A rights activist is suing police in Anhui's capital for illegally detaining his 10-year-old daughter after holding him and raiding his home without a warrant last month, he said yesterday.
Zhang Lin, 49, who was previously jailed for leading student hunger strikes in Anhui in support of the 1989 Tiananmen pro-democracy movement, lodged his case with provincial prosecutors on Friday.
He said a policeman took him to the Hupo police station in Hefei on the morning of February 27, saying he needed to apply for a temporary residence permit because he was originally from Bengbu.
The policeman then detained him and took his mobile phone and keys, and searched his home without a warrant, he said. When he said he needed to pick up his daughter from school in the afternoon, police refused to let him.
His daughter was then picked up by four unidentified men and was taken to the Hupo police station, where she was kept in a meeting room for more than three hours, Zhang said. He said he only saw her at around 7pm, after repeated requests.
Father and daughter were kept together until the next afternoon, by which time she had been held for 20 hours, he said. Zhang is divorced and said no one in his family was told about their detention.
"This incident has had a tremendous impact on my daughter - now she doesn't want to see or talk to anybody and she often gets moody," he said by phone. "That horrific experience has possibly brought irreparable damage to her young mind."
A Hefei public security bureau worker said he had no knowledge of the case.
After their release, Zhang and his daughter were sent back to Bengbu, 130 kilometres away, and are homeless, after police barred them from staying in Hefei.

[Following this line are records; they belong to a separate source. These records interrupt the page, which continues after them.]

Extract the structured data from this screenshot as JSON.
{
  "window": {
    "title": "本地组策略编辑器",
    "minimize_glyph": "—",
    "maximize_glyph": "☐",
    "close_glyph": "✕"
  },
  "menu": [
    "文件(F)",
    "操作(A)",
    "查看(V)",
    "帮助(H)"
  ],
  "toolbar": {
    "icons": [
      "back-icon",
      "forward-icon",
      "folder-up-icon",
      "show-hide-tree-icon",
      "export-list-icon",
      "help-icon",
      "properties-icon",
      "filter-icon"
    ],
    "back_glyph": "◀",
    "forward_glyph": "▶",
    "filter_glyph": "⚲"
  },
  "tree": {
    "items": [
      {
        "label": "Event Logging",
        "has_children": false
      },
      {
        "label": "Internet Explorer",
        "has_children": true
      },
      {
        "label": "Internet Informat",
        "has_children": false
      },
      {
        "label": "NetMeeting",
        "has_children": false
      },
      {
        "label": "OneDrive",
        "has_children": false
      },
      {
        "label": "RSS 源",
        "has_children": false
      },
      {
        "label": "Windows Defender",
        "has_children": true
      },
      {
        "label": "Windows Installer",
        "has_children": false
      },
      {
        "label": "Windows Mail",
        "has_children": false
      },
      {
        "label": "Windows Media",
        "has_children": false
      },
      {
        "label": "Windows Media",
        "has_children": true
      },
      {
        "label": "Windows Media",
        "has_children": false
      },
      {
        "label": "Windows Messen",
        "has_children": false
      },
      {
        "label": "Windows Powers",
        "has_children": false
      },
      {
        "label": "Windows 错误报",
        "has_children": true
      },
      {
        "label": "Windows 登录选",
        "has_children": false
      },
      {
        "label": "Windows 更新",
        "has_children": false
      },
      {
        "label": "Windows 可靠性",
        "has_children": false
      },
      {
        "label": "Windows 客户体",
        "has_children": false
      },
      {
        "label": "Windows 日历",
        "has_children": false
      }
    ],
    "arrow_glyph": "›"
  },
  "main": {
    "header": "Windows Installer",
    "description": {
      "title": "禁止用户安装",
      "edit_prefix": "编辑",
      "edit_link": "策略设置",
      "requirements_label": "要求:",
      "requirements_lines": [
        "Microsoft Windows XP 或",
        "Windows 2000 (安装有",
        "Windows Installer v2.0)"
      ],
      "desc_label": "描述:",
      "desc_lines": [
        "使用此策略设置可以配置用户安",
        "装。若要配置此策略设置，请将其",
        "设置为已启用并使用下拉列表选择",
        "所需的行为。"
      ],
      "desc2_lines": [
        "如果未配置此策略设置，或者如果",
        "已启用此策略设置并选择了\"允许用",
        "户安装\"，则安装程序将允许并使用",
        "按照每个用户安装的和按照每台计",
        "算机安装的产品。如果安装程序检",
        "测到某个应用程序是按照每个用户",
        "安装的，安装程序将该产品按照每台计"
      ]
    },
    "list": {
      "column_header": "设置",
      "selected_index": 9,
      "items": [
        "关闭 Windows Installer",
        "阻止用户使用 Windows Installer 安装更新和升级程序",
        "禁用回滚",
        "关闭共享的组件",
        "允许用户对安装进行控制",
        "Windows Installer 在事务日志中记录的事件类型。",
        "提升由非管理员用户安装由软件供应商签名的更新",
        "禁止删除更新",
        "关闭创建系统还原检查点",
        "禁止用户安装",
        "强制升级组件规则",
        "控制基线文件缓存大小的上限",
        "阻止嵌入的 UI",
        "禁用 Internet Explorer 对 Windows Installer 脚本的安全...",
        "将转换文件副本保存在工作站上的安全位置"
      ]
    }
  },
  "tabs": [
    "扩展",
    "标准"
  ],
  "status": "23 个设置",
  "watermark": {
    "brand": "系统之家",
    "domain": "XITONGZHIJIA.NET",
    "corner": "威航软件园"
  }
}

His daughter has been barred from returning to her school.
Zhang was in Hefei to be close to his eldest daughter, who is attending university there. He has been appealing online for somewhere for him and his younger daughter to stay.
Zhang, a writer and political activist, has been imprisoned and given re-education-through labour sentences several times. He was last jailed in 2005 after publishing online articles critical of the government, when his daughter was nearly two. He was released in 2009.